After accepting Keith’s proposal to try again, we started dating in earnest and were quickly a couple.
It wasn’t long before we were wildly in love and experiencing the kind of absolute certainty about our pairing that convinced us that we’d won some kind of Cosmic Love Lottery.
We were blissed out in a way I’m not sure I’ll ever experience again unless I start recreationally using Benzos.
Despite our quick march toward commitment, there were still more early bumps–namely his constant need to point out how much every woman we passed on the street or saw across the bar wanted to fuck him. He had a similarly-foul persistence in trying to get me to use the Sephora employee discount of a girl he’d slept with a few days before meeting me (thanks, but I like my makeup without a side of snatch).
And his drinking.
Oh, his drinking.
The “other women want me” stuff was, I believed, a purposeful effort to control my image of him–to be sure I saw him as a hot commodity that I was lucky to have and to make me feel insecure.
Keith was super handsome, something I appreciated very much and had no doubt other women appreciated, too, but I was still– objectively–the one in our pairing with more social capital and I knew it. He knew it, too.
The real luck then was his, for I attributed his obnoxious behavior not to him being a giant asshole, but rather as an unfortunate response to all the damage done to his masculinity and self-worth by his vicious ex-wife (we’ll meet her later).
But I still didn’t excuse the behavior and his attempt to stifle my confidence died a quick death as he learned that I was not the one for such bullshit. The End.
Then the drinking.
Early on, he only drank when we went out on the weekends to drink and dance. The problem was that once he started drinking, he couldn’t stop and it seemed to hit him all at once and HARD.
I worried about this, but believed that his extreme reaction was due more to the gastric bypass (alcohol bypasses the stomach and goes right to the bloodstream) and less about quantity consumed, though he was definitely drinking too much.
With that equation in mind, I was somewhat forgiving when, the first time he ever met my friends–and despite my request to please moderate his drinking for the occasion–he got so incapacitated in a busy club that before he fell down and got thrown out, one of my male friends had to lift him off his feet and carry him to the exit through a sea of curious people. I followed, embarrassed not only at the public scene, but that my friends had just been introduced to a maniac.
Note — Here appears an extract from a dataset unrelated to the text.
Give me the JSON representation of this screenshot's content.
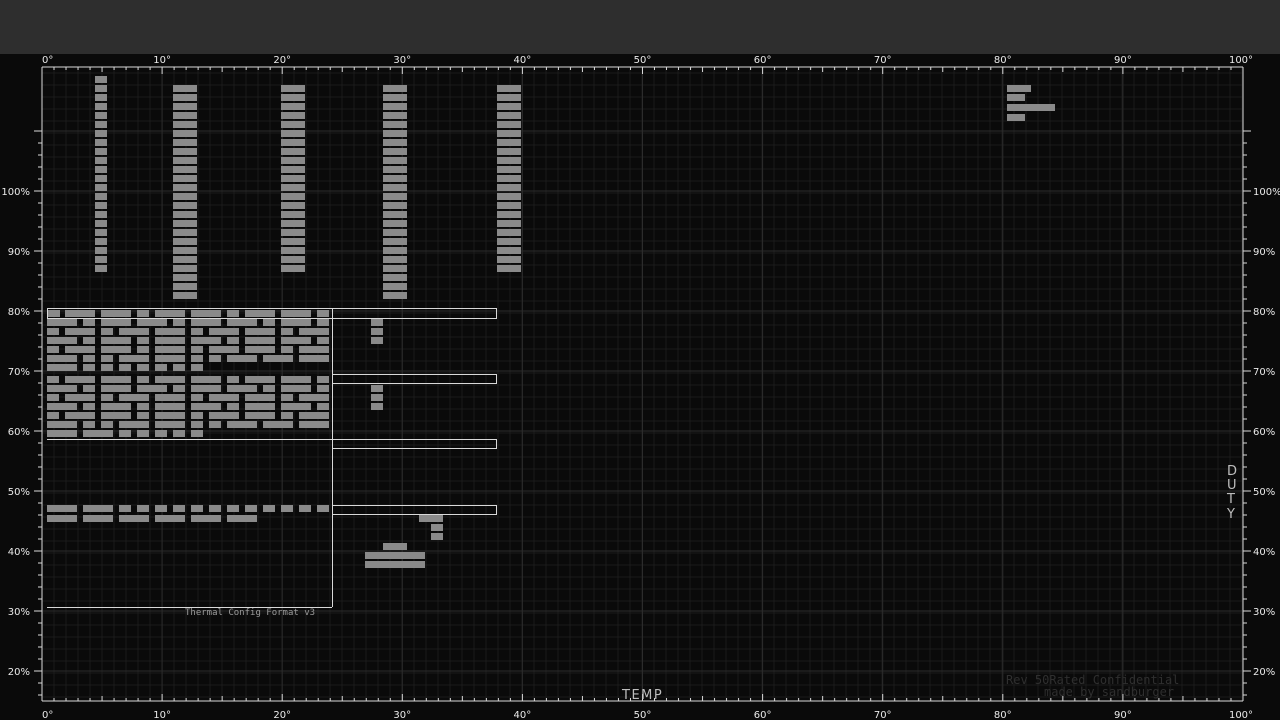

My friend got Keith outside and kindly assured me that no one was judging us, that Keith seemed like a nice guy who just didn’t know when to give it a rest with the booze and that “we’ve all been there.” I thanked him and took it from there.
I navigated to my car quietly, focused mostly on keeping Keith upright.
Then, as I opened the passenger door to usher him in, I said, “Listen, I love you, but you have got to stop getting this drunk.”
It was just a figure of speech, but Drunk Keith only heard “I love you.”
He gasped, his eye filled with tears, and he asked, “You LOVE me?!?”
This was Thanksgiving Eve and the next day I was going to spend the holiday with and meet his whole family for the first time, including his children. This was a big step that no man had ever wanted to take with me before and I was excited and emotional.
I looked at his stupid drunken face and realized that I actually did love him. I confirmed, “Yes, I love you.”
He told me he loved me, too. “Do you understand how much I love you? I want to marry you!” He’d known for weeks, he said, but was waiting for me to say I love you first so he wouldn’t he’d scare me away.
As we drove home, the realization that HOLY FUCK I WAS IN LOVE and someone was in love with me in return hit me hard. I just kept saying, “I love you!” “I’m in love with you!” “I’m totally, super in love with you!” And from the passenger seat he cried and cried.
The next day, we arrived at Thanksgiving, a force of love and affection and deviled eggs.
Two people in love, committed, a now permanent couple there to introduce themselves to all the important people in Keith’s life.
It was a day of familial bliss and ultimately the most important day of my life–though I didn’t know it then– because it was the day I met his children.
That’s it’s own story, of course, but Thanksgiving was the happy ending of the rough beginning and the beginning of the one of the happiest times of my life.